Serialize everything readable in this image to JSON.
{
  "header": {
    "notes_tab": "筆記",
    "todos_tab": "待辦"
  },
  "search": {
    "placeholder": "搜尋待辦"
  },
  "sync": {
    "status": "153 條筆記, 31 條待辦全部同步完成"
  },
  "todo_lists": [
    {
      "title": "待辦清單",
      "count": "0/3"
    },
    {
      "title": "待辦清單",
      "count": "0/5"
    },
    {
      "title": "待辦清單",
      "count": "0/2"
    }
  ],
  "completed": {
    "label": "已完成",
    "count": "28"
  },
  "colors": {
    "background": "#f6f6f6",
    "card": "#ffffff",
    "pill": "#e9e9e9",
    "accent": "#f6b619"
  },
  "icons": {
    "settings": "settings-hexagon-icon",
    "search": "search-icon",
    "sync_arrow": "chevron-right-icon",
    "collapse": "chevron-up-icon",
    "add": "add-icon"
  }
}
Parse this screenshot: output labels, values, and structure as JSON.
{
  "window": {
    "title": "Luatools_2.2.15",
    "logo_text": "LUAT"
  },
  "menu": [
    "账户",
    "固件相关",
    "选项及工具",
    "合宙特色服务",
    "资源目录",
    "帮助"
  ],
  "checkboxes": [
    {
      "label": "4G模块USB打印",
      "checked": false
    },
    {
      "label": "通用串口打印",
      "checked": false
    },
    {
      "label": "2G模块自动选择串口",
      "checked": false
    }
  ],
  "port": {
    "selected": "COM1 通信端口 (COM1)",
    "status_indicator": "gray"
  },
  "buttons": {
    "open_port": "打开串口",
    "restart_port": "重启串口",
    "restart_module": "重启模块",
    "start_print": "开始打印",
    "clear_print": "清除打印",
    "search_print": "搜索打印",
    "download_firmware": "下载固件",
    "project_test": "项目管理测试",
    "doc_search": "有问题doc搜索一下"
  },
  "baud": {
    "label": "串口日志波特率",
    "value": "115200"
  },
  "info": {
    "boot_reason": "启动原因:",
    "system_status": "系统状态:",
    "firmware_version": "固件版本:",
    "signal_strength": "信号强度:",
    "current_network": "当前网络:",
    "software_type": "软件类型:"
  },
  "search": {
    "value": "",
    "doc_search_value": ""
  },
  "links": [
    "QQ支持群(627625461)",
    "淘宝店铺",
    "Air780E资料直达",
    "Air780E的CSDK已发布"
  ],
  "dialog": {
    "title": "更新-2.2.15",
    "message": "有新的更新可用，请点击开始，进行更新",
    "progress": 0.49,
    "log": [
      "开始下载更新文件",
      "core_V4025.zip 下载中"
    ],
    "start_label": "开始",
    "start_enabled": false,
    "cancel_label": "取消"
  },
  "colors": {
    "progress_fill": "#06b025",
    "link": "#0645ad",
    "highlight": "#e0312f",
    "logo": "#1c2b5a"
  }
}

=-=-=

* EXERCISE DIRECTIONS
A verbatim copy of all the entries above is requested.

* OUTPUT OF THE EXERCISE
Serialize everything readable in this image to JSON.
{
  "header": {
    "notes_tab": "筆記",
    "todos_tab": "待辦"
  },
  "search": {
    "placeholder": "搜尋待辦"
  },
  "sync": {
    "status": "153 條筆記, 31 條待辦全部同步完成"
  },
  "todo_lists": [
    {
      "title": "待辦清單",
      "count": "0/3"
    },
    {
      "title": "待辦清單",
      "count": "0/5"
    },
    {
      "title": "待辦清單",
      "count": "0/2"
    }
  ],
  "completed": {
    "label": "已完成",
    "count": "28"
  },
  "colors": {
    "background": "#f6f6f6",
    "card": "#ffffff",
    "pill": "#e9e9e9",
    "accent": "#f6b619"
  },
  "icons": {
    "settings": "settings-hexagon-icon",
    "search": "search-icon",
    "sync_arrow": "chevron-right-icon",
    "collapse": "chevron-up-icon",
    "add": "add-icon"
  }
}
Parse this screenshot: output labels, values, and structure as JSON.
{
  "window": {
    "title": "Luatools_2.2.15",
    "logo_text": "LUAT"
  },
  "menu": [
    "账户",
    "固件相关",
    "选项及工具",
    "合宙特色服务",
    "资源目录",
    "帮助"
  ],
  "checkboxes": [
    {
      "label": "4G模块USB打印",
      "checked": false
    },
    {
      "label": "通用串口打印",
      "checked": false
    },
    {
      "label": "2G模块自动选择串口",
      "checked": false
    }
  ],
  "port": {
    "selected": "COM1 通信端口 (COM1)",
    "status_indicator": "gray"
  },
  "buttons": {
    "open_port": "打开串口",
    "restart_port": "重启串口",
    "restart_module": "重启模块",
    "start_print": "开始打印",
    "clear_print": "清除打印",
    "search_print": "搜索打印",
    "download_firmware": "下载固件",
    "project_test": "项目管理测试",
    "doc_search": "有问题doc搜索一下"
  },
  "baud": {
    "label": "串口日志波特率",
    "value": "115200"
  },
  "info": {
    "boot_reason": "启动原因:",
    "system_status": "系统状态:",
    "firmware_version": "固件版本:",
    "signal_strength": "信号强度:",
    "current_network": "当前网络:",
    "software_type": "软件类型:"
  },
  "search": {
    "value": "",
    "doc_search_value": ""
  },
  "links": [
    "QQ支持群(627625461)",
    "淘宝店铺",
    "Air780E资料直达",
    "Air780E的CSDK已发布"
  ],
  "dialog": {
    "title": "更新-2.2.15",
    "message": "有新的更新可用，请点击开始，进行更新",
    "progress": 0.49,
    "log": [
      "开始下载更新文件",
      "core_V4025.zip 下载中"
    ],
    "start_label": "开始",
    "start_enabled": false,
    "cancel_label": "取消"
  },
  "colors": {
    "progress_fill": "#06b025",
    "link": "#0645ad",
    "highlight": "#e0312f",
    "logo": "#1c2b5a"
  }
}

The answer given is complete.